Skip to main content

Typical Cockpit Ergonomics Influence on Cervical Motor Control in Healthy Young Male Adults

Buy Article:

$27.00 + tax (Refund Policy)

INTRODUCTION: Neck pain and injury are common problems in military high-performance aircraft and helicopter aircrews. A contributing factor may be the reclined sitting position in cockpits. This study aimed to determine the effect of typical cockpit ergonomics on cervical proprioception, assessed by using the cervical joint position error (cJPE).

METHODS: A total of 49 healthy male military employees (mean age 19.9 ± 2.2 yr) were examined. Measurements of the cJPE were obtained in the flexion, extension, and rotation directions in an upright and in a 30°-reclined sitting position. Each condition comprised three trials, with an additional 3-kg head load to mimic real world working conditions.

RESULTS: A smaller cJPE was noted in the 30°-reclined sitting position (mean cJPE = 3.9 cm) than in the upright sitting position (mean cJPE = 4.6 cm) in the flexion direction. The cJPE decreased significantly in all movement directions across the three trials; for example, in the flexion direction in the 30°-reclined sitting position: Trial 1/2/3 mean cJPE = 5.0/3.8/3.1 cm.

CONCLUSION: It seems that a reclined seating position has a positive influence on cJPE. However, the result is weak. In both sitting positions and all three directions, the first tests of the cJPE showed the highest values. Already after one or two further measurement runs, a significantly reduced cJPE was observed. This rapid improvement might indicate that an exercise similar to the cJPE test may improve the pilots' cervical proprioception and possibly reduce the risk of injury or pain.

Heggli U, Swanenburg J, Hofstetter L, Häusler M, Schweinhardt P, Bron D. Typical cockpit ergonomics influence on cervical motor control in healthy young male adults. Aerosp Med Hum Perform. 2023; 94(3):107–112.

Keywords: helicopter aircrew; joint position error; military aircrew; neck; proprioception

Document Type: Research Article

Publication date: March 1, 2023

More about this publication?
  • This journal (formerly Aviation, Space, and Environmental Medicine), representing the members of the Aerospace Medical Association, is published monthly for those interested in aerospace medicine and human performance. It is devoted to serving and supporting all who explore, travel, work, or live in hazardous environments ranging from beneath the sea to the outermost reaches of space. The original scientific articles in this journal provide the latest available information on investigations into such areas as changes in ambient pressure, motion sickness, increased or decreased gravitational forces, thermal stresses, vision, fatigue, circadian rhythms, psychological stress, artificial environments, predictors of success, health maintenance, human factors engineering, clinical care, and others.

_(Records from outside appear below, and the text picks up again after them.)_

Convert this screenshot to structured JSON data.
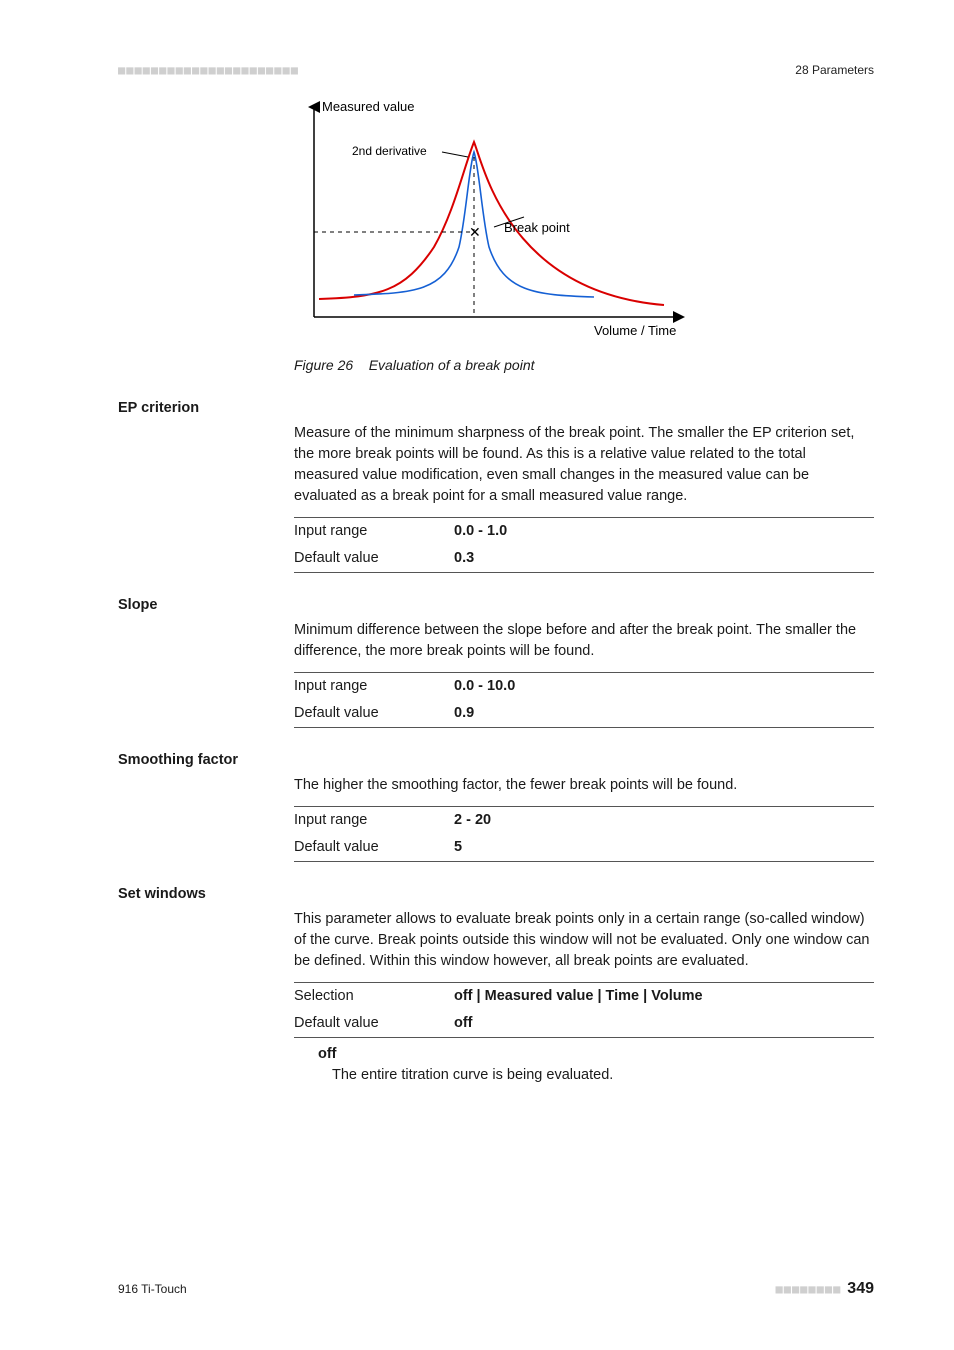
{
  "header": {
    "left_dots": "■■■■■■■■■■■■■■■■■■■■■■",
    "right": "28 Parameters"
  },
  "figure": {
    "y_label": "Measured value",
    "deriv_label": "2nd derivative",
    "break_label": "Break point",
    "x_label": "Volume / Time",
    "caption_prefix": "Figure 26",
    "caption_text": "Evaluation of a break point"
  },
  "sections": [
    {
      "heading": "EP criterion",
      "para": "Measure of the minimum sharpness of the break point. The smaller the EP criterion set, the more break points will be found. As this is a relative value related to the total measured value modification, even small changes in the measured value can be evaluated as a break point for a small measured value range.",
      "rows": [
        {
          "label": "Input range",
          "value": "0.0 - 1.0"
        },
        {
          "label": "Default value",
          "value": "0.3"
        }
      ]
    },
    {
      "heading": "Slope",
      "para": "Minimum difference between the slope before and after the break point. The smaller the difference, the more break points will be found.",
      "rows": [
        {
          "label": "Input range",
          "value": "0.0 - 10.0"
        },
        {
          "label": "Default value",
          "value": "0.9"
        }
      ]
    },
    {
      "heading": "Smoothing factor",
      "para": "The higher the smoothing factor, the fewer break points will be found.",
      "rows": [
        {
          "label": "Input range",
          "value": "2 - 20"
        },
        {
          "label": "Default value",
          "value": "5"
        }
      ]
    },
    {
      "heading": "Set windows",
      "para": "This parameter allows to evaluate break points only in a certain range (so-called window) of the curve. Break points outside this window will not be evaluated. Only one window can be defined. Within this window however, all break points are evaluated.",
      "rows": [
        {
          "label": "Selection",
          "value": "off | Measured value | Time | Volume"
        },
        {
          "label": "Default value",
          "value": "off"
        }
      ],
      "option": {
        "term": "off",
        "desc": "The entire titration curve is being evaluated."
      }
    }
  ],
  "footer": {
    "left": "916 Ti-Touch",
    "right_dots": "■■■■■■■■",
    "page": "349"
  }
}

This journal also publishes notes on scientific news and technical items of interest to the general reader, and provides teaching material and reviews for health care professionals.

    To access volumes 74 through 85, please click here.
  • Information for Authors
  • Submit a Paper
  • Subscribe to this Title
  • Membership Information
  • Information for Advertisers
  • Submit Articles
  • Ingenta Connect is not responsible for the content or availability of external websites
  • Access Key
  • Free content
  • Partial Free content
  • New content
  • Open access content
  • Partial Open access content
  • Subscribed content
  • Partial Subscribed content
  • Free trial content